▶ **Input material**
*** Begin section ***

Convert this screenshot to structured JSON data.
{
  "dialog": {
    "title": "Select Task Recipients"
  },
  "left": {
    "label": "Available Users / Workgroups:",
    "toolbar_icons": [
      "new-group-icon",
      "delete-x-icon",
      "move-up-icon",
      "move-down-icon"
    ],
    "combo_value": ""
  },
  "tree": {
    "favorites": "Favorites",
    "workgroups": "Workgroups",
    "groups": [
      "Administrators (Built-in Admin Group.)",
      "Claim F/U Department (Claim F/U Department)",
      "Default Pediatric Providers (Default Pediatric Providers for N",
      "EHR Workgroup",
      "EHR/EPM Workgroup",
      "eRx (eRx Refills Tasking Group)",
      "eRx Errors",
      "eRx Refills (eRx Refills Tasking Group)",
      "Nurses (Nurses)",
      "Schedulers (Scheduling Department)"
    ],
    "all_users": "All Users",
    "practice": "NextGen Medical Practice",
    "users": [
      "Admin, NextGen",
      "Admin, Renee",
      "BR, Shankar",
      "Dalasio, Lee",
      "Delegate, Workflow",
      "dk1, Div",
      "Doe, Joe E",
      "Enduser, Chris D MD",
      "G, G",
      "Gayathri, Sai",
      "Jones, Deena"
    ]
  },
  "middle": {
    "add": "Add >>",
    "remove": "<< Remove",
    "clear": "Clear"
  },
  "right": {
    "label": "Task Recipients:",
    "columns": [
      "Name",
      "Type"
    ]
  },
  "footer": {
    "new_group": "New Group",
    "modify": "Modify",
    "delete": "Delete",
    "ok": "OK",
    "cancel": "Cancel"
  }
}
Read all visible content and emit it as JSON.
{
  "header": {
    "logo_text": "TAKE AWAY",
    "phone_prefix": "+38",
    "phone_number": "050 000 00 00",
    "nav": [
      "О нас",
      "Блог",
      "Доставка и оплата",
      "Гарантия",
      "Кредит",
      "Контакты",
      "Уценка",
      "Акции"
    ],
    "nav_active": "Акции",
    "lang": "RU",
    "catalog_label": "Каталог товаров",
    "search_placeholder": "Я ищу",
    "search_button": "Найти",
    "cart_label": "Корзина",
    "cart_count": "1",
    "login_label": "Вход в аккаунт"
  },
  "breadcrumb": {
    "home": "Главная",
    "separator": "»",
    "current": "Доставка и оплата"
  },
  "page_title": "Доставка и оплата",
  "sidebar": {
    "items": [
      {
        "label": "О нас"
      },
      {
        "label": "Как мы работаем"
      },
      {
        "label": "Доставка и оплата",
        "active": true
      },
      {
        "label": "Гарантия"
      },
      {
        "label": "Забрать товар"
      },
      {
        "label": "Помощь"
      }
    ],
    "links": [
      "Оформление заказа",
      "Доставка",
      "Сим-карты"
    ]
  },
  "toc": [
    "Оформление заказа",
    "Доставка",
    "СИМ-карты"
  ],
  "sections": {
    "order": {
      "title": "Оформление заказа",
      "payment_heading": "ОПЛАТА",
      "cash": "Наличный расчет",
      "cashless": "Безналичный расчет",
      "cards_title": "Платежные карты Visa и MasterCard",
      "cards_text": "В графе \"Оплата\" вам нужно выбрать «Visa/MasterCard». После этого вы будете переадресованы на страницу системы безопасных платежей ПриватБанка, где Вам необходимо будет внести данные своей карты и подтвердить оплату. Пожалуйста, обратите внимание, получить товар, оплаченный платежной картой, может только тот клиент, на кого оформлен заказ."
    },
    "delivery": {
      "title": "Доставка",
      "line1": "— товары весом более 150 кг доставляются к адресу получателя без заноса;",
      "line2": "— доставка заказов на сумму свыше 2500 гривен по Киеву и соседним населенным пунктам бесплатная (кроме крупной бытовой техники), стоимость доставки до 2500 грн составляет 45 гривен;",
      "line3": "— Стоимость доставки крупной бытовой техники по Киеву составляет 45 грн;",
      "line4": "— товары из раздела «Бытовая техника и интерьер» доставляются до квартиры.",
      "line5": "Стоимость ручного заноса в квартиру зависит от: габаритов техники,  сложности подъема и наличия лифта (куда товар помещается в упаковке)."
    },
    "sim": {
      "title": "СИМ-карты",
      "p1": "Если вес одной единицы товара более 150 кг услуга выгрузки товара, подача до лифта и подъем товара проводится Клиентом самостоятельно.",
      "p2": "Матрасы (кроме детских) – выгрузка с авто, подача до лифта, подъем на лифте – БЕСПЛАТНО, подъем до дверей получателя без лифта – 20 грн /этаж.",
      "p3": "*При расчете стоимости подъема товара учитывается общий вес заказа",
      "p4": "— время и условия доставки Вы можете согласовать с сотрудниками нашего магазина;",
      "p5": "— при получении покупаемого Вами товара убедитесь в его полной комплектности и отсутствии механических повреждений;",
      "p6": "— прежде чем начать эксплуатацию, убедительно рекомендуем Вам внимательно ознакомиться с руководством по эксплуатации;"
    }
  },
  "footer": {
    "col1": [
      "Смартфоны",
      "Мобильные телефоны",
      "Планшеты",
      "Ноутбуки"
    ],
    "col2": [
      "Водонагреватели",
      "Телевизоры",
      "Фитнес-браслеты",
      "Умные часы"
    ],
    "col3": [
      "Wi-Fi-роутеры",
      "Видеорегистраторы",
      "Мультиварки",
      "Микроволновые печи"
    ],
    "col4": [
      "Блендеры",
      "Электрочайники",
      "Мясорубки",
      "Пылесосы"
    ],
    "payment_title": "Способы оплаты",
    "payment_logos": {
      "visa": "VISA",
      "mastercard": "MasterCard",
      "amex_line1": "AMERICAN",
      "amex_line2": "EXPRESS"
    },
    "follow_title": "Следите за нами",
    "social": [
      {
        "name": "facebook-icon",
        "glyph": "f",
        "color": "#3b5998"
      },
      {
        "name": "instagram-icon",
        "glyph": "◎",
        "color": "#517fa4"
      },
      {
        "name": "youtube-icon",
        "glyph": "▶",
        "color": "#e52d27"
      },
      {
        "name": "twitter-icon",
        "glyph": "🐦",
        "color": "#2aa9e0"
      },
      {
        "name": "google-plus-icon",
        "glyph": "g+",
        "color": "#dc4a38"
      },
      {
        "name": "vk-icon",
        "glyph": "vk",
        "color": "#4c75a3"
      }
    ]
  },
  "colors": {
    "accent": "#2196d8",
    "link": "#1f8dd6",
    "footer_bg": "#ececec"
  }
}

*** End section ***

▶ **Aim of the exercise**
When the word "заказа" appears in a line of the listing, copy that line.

▶ **Solved problem**
      "Оформление заказа",
    "Оформление заказа",
      "title": "Оформление заказа",
      "p3": "*При расчете стоимости подъема товара учитывается общий вес заказа",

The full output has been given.